What is Approximate Bayesian Computation?

$\newcommand{\ystar}{y^{*}} \newcommand{\Ycal}{\mathcal{Y}} \newcommand{\isample}{^{(i)}}$

The Goal of ABC

The goal in ABC is to be able to obtain samples from the parameter posterior density given some observed data $y^*$

$$ p(\theta \mid \ystar) = \frac{p(\ystar \mid \theta) p(\theta)}{p(\ystar)}

when the likelihoode $p(\ystar \mid \theta)$ is intractable. By intractable we mean that

  • even if we are given a pair $(\theta, \ystar)$ we cannot evaluate the likelihood function $p(\ystar\mid \theta)$
  • we can however simulate from the likelihood, i.e. given a set of parameters $\theta$ we can produce an observation $y \sim p(y \mid \theta)$
Simulator - Approximate Bayesian Computation

For this reason, Approximate Bayesian Computation is regarded as simulator-based inference. We can think of the likelihood like a black box that takes in a parameter value $\theta$, it does some random calculations and outputs some data $y$. Notice that this blackbox is not a deterministic function. Inside the black-box there is stochasticity.

A bit about notation

Generally, we use the symbols $\ystar$ and $y$ to indicate two slightly different concepts. The symbol $\ystar$ denotes the actual observation that we have obtained experimentally. This is the true data that we have. The symbol $y$ denotes any data that has been simulated from the likelihood. Generally I will try my best to be consistent but sometimes I might use sloppy notation.

Another point of confusion is whether $\ystar$ denotes one observation or many observations. The answer is that it depends on your assumptions and on your specific applications. In practice, I noticed that if the simulator outputs something that belongs to e.g. $(1, 2.5)^\top\in \mathbb{R}^2$ then the observation will be $\ystar = (1, 2.5)^\top$. That is, we gather together everything that gets spit out of the simulator on a single run and call that $\ystar$.

The key idea

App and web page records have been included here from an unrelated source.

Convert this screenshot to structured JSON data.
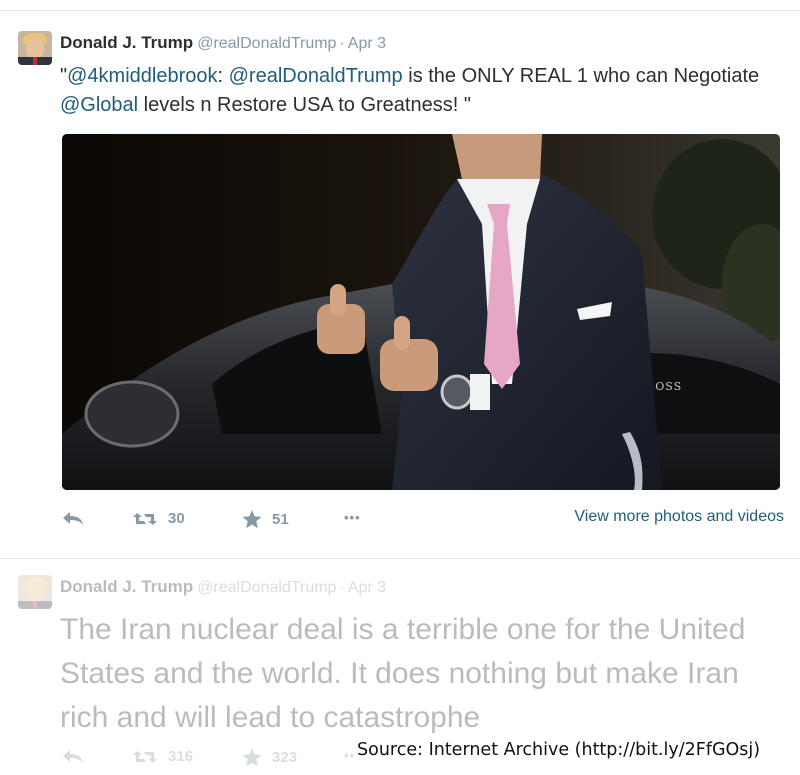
{
  "tweets": [
    {
      "author_name": "Donald J. Trump",
      "handle": "@realDonaldTrump",
      "separator": "·",
      "date": "Apr 3",
      "text_parts": [
        "\"",
        "@4kmiddlebrook",
        ": ",
        "@realDonaldTrump",
        " is the ONLY REAL 1 who can Negotiate ",
        "@Global",
        " levels n Restore USA to Greatness! \""
      ],
      "retweets": "30",
      "favorites": "51",
      "more": "•••",
      "view_more_label": "View more photos and videos",
      "photo_badge_text": "BOSS"
    },
    {
      "author_name": "Donald J. Trump",
      "handle": "@realDonaldTrump",
      "separator": "·",
      "date": "Apr 3",
      "text": "The Iran nuclear deal is a terrible one for the United States and the world. It does nothing but make Iran rich and will lead to catastrophe",
      "retweets": "316",
      "favorites": "323",
      "more": "•••"
    }
  ],
  "caption": "Source: Internet Archive (http://bit.ly/2FfGOsj)",
  "colors": {
    "link": "#1f5d7a",
    "muted": "#8899a6",
    "text": "#292f33",
    "divider": "#e1e8ed"
  },
  "icons": [
    "reply-icon",
    "retweet-icon",
    "star-icon",
    "more-icon"
  ]
}
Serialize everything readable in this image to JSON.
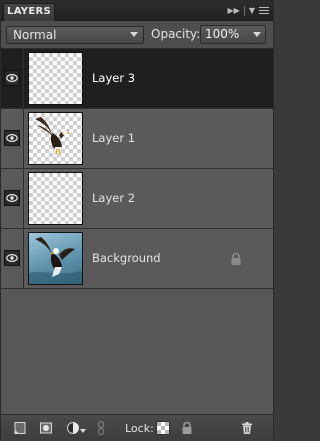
{
  "panel": {
    "tab_title": "LAYERS",
    "title_controls": [
      "expand-icon",
      "menu-icon"
    ]
  },
  "options": {
    "blend_mode": "Normal",
    "opacity_label": "Opacity:",
    "opacity_value": "100%"
  },
  "layers": [
    {
      "name": "Layer 3",
      "visible": true,
      "selected": true,
      "thumbnail": "transparent-checker",
      "locked": false
    },
    {
      "name": "Layer 1",
      "visible": true,
      "selected": false,
      "thumbnail": "eagle-transparent",
      "locked": false
    },
    {
      "name": "Layer 2",
      "visible": true,
      "selected": false,
      "thumbnail": "transparent-checker",
      "locked": false
    },
    {
      "name": "Background",
      "visible": true,
      "selected": false,
      "thumbnail": "eagle-photo",
      "locked": true
    }
  ],
  "bottom": {
    "lock_label": "Lock:",
    "buttons": [
      "new-layer-icon",
      "mask-icon",
      "adjustment-icon",
      "link-icon",
      "lock-transparency-icon",
      "lock-all-icon",
      "trash-icon"
    ]
  },
  "colors": {
    "panel_bg": "#555555",
    "selected_row": "#1f1f1f",
    "titlebar": "#222222"
  }
}
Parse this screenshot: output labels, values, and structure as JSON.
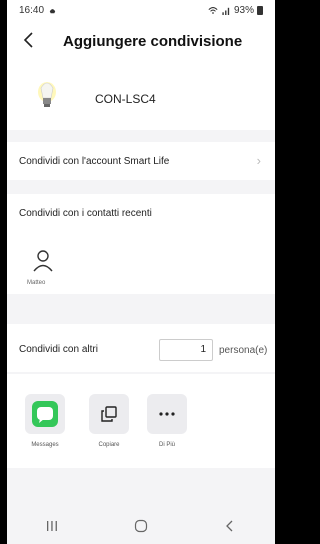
{
  "status": {
    "time": "16:40",
    "signal": "93%"
  },
  "header": {
    "title": "Aggiungere condivisione",
    "back_icon": "chevron-left-icon"
  },
  "device": {
    "name": "CON-LSC4",
    "icon": "lightbulb-icon"
  },
  "share_account": {
    "label": "Condividi con l'account Smart Life"
  },
  "recent": {
    "label": "Condividi con i contatti recenti",
    "contacts": [
      {
        "name": "Matteo"
      }
    ]
  },
  "others": {
    "label": "Condividi con altri",
    "count": "1",
    "unit": "persona(e)"
  },
  "share_options": [
    {
      "label": "Messages",
      "icon": "messages-icon",
      "accent": "#34c759"
    },
    {
      "label": "Copiare",
      "icon": "copy-icon"
    },
    {
      "label": "Di Più",
      "icon": "more-icon"
    }
  ],
  "nav": {
    "recents_icon": "recents-icon",
    "home_icon": "home-icon",
    "back_icon": "back-icon"
  }
}
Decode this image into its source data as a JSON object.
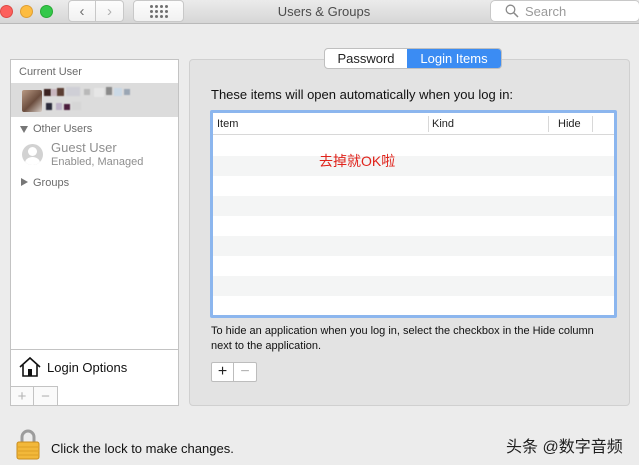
{
  "window": {
    "title": "Users & Groups",
    "search_placeholder": "Search"
  },
  "sidebar": {
    "current_user_label": "Current User",
    "other_users_label": "Other Users",
    "guest_user": {
      "name": "Guest User",
      "status": "Enabled, Managed"
    },
    "groups_label": "Groups",
    "login_options_label": "Login Options",
    "add_symbol": "+",
    "remove_symbol": "−"
  },
  "tabs": [
    {
      "label": "Password",
      "selected": false
    },
    {
      "label": "Login Items",
      "selected": true
    }
  ],
  "main": {
    "heading": "These items will open automatically when you log in:",
    "columns": [
      "Item",
      "Kind",
      "Hide"
    ],
    "rows": [],
    "annotation": "去掉就OK啦",
    "hint": "To hide an application when you log in, select the checkbox in the Hide column next to the application.",
    "add_symbol": "+",
    "remove_symbol": "−"
  },
  "footer": {
    "lock_text": "Click the lock to make changes."
  },
  "watermark": "头条 @数字音频",
  "colors": {
    "accent": "#3b8cf3",
    "annotation": "#e0231b",
    "table_focus": "#8cb6ee"
  }
}
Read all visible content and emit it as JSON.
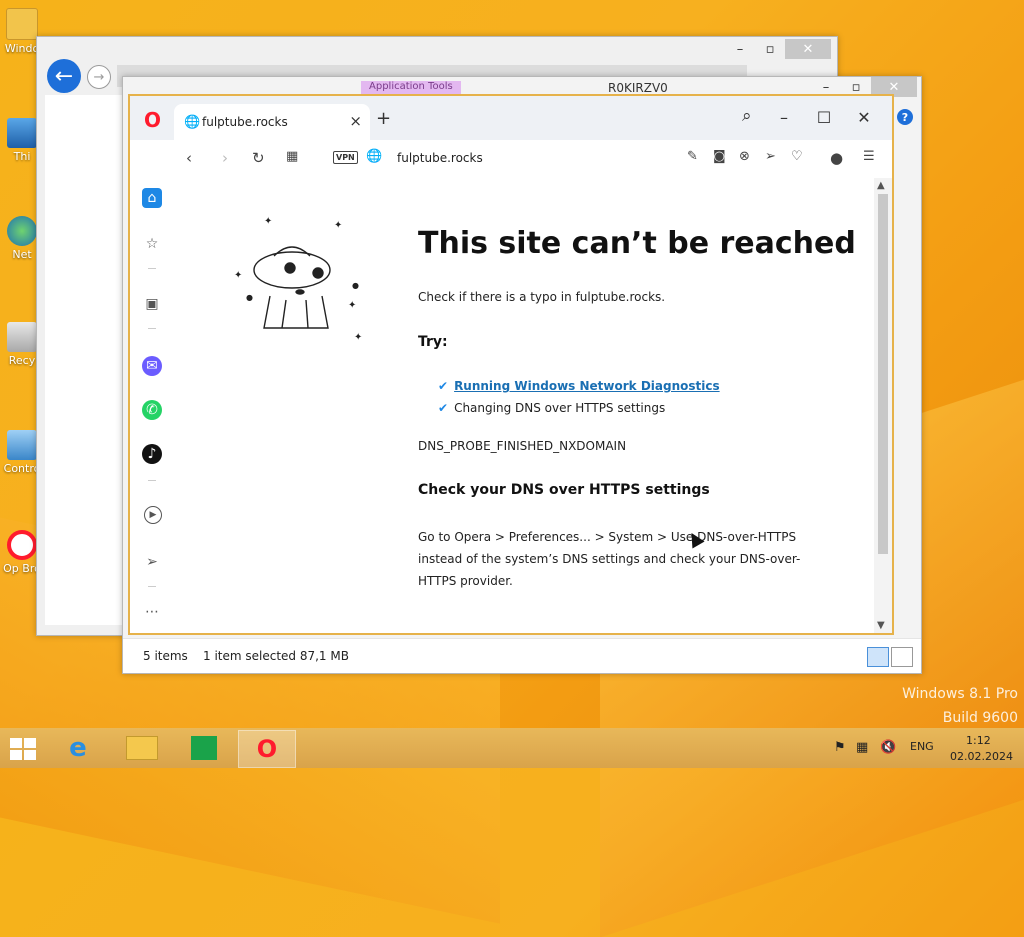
{
  "desktop": {
    "icons": [
      {
        "label": "Windo",
        "name": "desktop-icon-windows"
      },
      {
        "label": "Thi",
        "name": "desktop-icon-this-pc"
      },
      {
        "label": "Net",
        "name": "desktop-icon-network"
      },
      {
        "label": "Recy",
        "name": "desktop-icon-recycle-bin"
      },
      {
        "label": "Contro",
        "name": "desktop-icon-control-panel"
      },
      {
        "label": "Op Bro",
        "name": "desktop-icon-opera"
      }
    ],
    "watermark_line1": "Windows 8.1 Pro",
    "watermark_line2": "Build 9600"
  },
  "file_explorer": {
    "title": "R0KIRZV0",
    "app_tools": "Application Tools",
    "status_items": "5 items",
    "status_selected": "1 item selected  87,1 MB"
  },
  "opera": {
    "tab_title": "fulptube.rocks",
    "vpn_label": "VPN",
    "url": "fulptube.rocks",
    "error": {
      "heading": "This site can’t be reached",
      "subtitle": "Check if there is a typo in fulptube.rocks.",
      "try_label": "Try:",
      "suggestion_link": "Running Windows Network Diagnostics",
      "suggestion_2": "Changing DNS over HTTPS settings",
      "error_code": "DNS_PROBE_FINISHED_NXDOMAIN",
      "dns_heading": "Check your DNS over HTTPS settings",
      "dns_line1": "Go to Opera > Preferences... > System > Use DNS-over-HTTPS",
      "dns_line2": "instead of the system’s DNS settings and check your DNS-over-",
      "dns_line3": "HTTPS provider."
    }
  },
  "taskbar": {
    "language": "ENG",
    "time": "1:12",
    "date": "02.02.2024"
  },
  "colors": {
    "opera_red": "#ff1b2d",
    "link_blue": "#1a6fb3",
    "check_blue": "#1e88e5",
    "window_border": "#e6b24a"
  }
}
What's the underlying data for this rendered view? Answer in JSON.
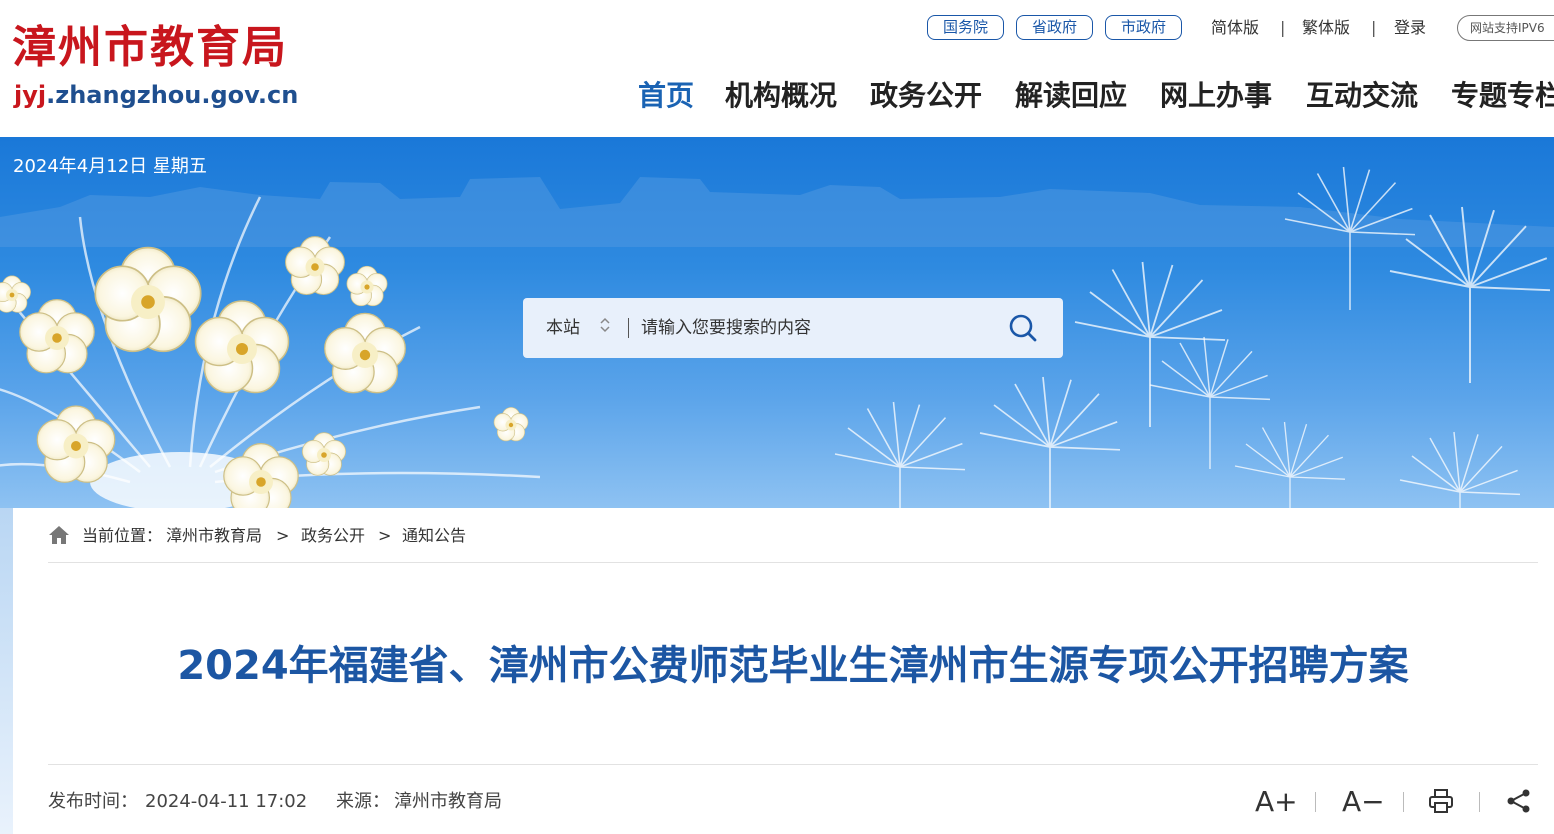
{
  "header": {
    "logo_cn": "漳州市教育局",
    "logo_url_highlight": "jyj",
    "logo_url_rest": ".zhangzhou.gov.cn",
    "gov_links": [
      "国务院",
      "省政府",
      "市政府"
    ],
    "lang_simplified": "简体版",
    "lang_traditional": "繁体版",
    "login": "登录",
    "separator": "|",
    "ipv6_badge": "网站支持IPV6",
    "nav": [
      "首页",
      "机构概况",
      "政务公开",
      "解读回应",
      "网上办事",
      "互动交流",
      "专题专栏"
    ]
  },
  "banner": {
    "date": "2024年4月12日 星期五"
  },
  "search": {
    "scope": "本站",
    "scope_arrows": "⬍",
    "placeholder": "请输入您要搜索的内容",
    "icon": "search-icon"
  },
  "breadcrumb": {
    "label": "当前位置：",
    "items": [
      "漳州市教育局",
      "政务公开",
      "通知公告"
    ],
    "separator": ">"
  },
  "article": {
    "title": "2024年福建省、漳州市公费师范毕业生漳州市生源专项公开招聘方案",
    "publish_label": "发布时间：",
    "publish_time": "2024-04-11 17:02",
    "source_label": "来源：",
    "source": "漳州市教育局"
  },
  "tools": {
    "font_increase": "A+",
    "font_decrease": "A−",
    "print_icon": "print-icon",
    "share_icon": "share-icon"
  },
  "colors": {
    "logo_red": "#c8161d",
    "brand_blue": "#1c56a3",
    "nav_active": "#1a63b3",
    "banner_sky": "#2e8ae0"
  }
}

Okay so we have a likelihood that we cannot evaluate but that we can simulate from. How can we get samples $\theta^{(1)},\ldots, \theta^{(N)}$ from the posterior $p(\theta \mid \ystar)$? See the problem is that we can only simulate parameters from the prior $\theta \sim p(\theta)$ (since we have chosen the prior, we might as well choose one we can sample from) or data from the simulator/likelihood $y \sim p(y \mid \theta)$. However, we don’t have any obvious way of simulating data from the posterior density $\theta\sim p(\theta\mid \ystar)$ indeed one of our assumptions is that we literally cannot do that directly.

Instead, we can come up with some indirect method. If you sample a parameter from the prior $\theta\isample \sim p(\theta)$ then this has no information about the true observed data $\ystar$. Indeed the key difference between the prior $p(\theta)$ and the posterior $p(\theta \mid \ystar)$ is that the latter contains information about the data $\ystar$ thanks to the likelihood $p(\ystar \mid \theta)$. Since the likelihood is the only thing containing information about the data $\ystar$ we must use it somehow. One of the most elementary ways of doing that is to take our prior sample $\theta\isample$ feed it through the simulator to obtain some data from the likelihood $y\isample \sim p(y \mid \theta\isample)$. At this point $\theta\isample$ is still just a sample from the prior (not the posterior) but if we are incredibly lucky then maybe $\theta\isample$ will have generated data $y\isample$ that is very similar (or even identical!) to $\ystar$. This leads to the following remark:

If generate many parameters from the prior and use them to generate data from the likelihood the chances are that some of that generated data will be quite close to the observed data. If we now discard all those parameters that led to rubbish simulated data and only keep those that produced verisimilar data, then we are left with parameters that probably are quite similar to the true parameter.

This is the core intuition behind an algorithm called Rejection ABC which I will talk in the subchapter “Rejection ABC”.